Hudson Road, in Burmantofts, housed one of the biggest clothing factories in the world as part of Sir Montague Burton's menswear empire.
Around 10,000 people worked on the site, producing over 30,000 suits a week.
Burton was once the biggest employer in Leeds.
Burton chose Leeds because it was the centre of Britain's textile industry and so he had access to skilled tailors and machinists.
Burton's secret was to offer high-quality made-to-measure suits at low prices.
"A five guinea suit for 55 shillings", was Burton's promise. (A guinea was £1/1/0 or 21 shillings)
"A town in itself"
The majority of the clothing workers were female
Men would often start work as young as 14 years of age as barrow boys, then be apprenticed as tailors or cutters.
However, men were outnumbered 10 to one by women workers. There were vast workrooms full of female machinists, with whole families working on the same production line.
The factory was described by former tailor, Sam Bernstein, as "a town in itself".

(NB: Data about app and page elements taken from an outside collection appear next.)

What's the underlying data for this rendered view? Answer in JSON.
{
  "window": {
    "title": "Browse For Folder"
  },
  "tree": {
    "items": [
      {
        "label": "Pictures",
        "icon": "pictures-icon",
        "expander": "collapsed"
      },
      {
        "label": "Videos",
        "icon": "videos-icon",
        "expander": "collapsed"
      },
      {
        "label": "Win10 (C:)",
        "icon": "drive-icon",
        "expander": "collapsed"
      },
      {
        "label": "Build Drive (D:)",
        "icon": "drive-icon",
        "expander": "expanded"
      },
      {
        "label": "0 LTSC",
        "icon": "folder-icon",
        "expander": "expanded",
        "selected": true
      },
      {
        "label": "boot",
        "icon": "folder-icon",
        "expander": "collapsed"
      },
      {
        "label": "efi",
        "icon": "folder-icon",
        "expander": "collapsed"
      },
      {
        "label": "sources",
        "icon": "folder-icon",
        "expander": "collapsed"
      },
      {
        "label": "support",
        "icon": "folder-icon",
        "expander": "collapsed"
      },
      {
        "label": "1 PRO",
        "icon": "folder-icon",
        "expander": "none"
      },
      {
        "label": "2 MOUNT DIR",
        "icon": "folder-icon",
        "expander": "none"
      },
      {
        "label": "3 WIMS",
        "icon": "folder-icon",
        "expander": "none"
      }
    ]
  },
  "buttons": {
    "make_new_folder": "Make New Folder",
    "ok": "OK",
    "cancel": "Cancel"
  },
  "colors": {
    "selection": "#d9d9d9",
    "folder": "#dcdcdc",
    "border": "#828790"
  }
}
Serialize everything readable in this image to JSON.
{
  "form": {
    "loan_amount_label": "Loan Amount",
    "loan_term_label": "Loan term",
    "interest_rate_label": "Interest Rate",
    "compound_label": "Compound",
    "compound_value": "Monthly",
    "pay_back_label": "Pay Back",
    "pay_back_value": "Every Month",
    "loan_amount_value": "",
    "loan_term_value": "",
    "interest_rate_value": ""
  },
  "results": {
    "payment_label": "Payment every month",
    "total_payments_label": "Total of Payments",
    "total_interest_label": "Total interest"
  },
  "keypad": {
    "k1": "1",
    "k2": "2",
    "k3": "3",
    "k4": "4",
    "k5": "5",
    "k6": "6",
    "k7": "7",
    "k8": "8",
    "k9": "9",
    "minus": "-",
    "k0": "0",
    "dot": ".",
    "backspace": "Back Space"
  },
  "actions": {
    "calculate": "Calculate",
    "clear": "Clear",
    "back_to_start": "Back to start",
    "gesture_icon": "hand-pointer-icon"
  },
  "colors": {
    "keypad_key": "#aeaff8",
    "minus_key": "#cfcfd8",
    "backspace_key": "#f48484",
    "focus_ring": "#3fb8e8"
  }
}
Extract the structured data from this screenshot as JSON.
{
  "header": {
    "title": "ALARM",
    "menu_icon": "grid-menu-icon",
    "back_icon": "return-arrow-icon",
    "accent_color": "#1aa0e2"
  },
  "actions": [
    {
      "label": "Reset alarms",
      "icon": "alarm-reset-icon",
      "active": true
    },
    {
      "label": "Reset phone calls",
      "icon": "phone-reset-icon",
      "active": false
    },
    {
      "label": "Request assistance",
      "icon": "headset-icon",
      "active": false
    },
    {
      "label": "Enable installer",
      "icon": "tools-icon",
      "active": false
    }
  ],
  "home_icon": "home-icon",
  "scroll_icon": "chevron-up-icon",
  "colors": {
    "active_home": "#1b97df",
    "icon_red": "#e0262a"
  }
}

Burton made every effort to keep his staff happy - Hudson Road had the largest works canteen in the world, along with a pre-welfare state health and pension scheme.
Free dentists, chiropodists and even sun-ray treatment were provided for factory staff.
Montague Burton built a vast clothing empire centred on Leeds
The factory founder Montague Burton was originally named Meshe Osinsky.
A Lithuanian Jewish refugee, Burton was only 15 when he opened his first business, a draper's shop in Chesterfield, in 1900. A decade later the business relocated to Leeds.
By the end of World War One in 1918 Burton employed around 230 people in the city. The huge Hudson Road factory started development in 1921.
Burton was knighted for his services to commerce and charity in 1931.
When Sir Montague Burton died in 1952, his empire covered 600 shops and 14 factories and was clothing one in four men in Britain.
Interestingly the Burton factory may have been responsible for introducing two pieces of slang into the English language. The phrases 'The full monty' and 'Going for a burton' may both have originated because of Burton's clothing empire.
After World War II, Burton was a major supplier of the de-mob suits that were supplied to the soldiers returning to civilian life. 'The full monty' may have originated as an expression first used to describe these suits.
As for the second phrase 'Gone for a burton', it was rumoured there was an RAF office over a Burton's shop, where men would go to sit exams. Anyone failing an exam was said to have 'Gone for a burton'.
Both of these explanations are still open to debate, along with many other alternative suggestions.
This page is best viewed in an up-to-date web browser with style sheets (CSS) enabled. While you will be able to view the content of this page in your current browser, you will not be able to get the full visual experience. Please consider upgrading your browser software or enabling style sheets (CSS) if you are able to do so.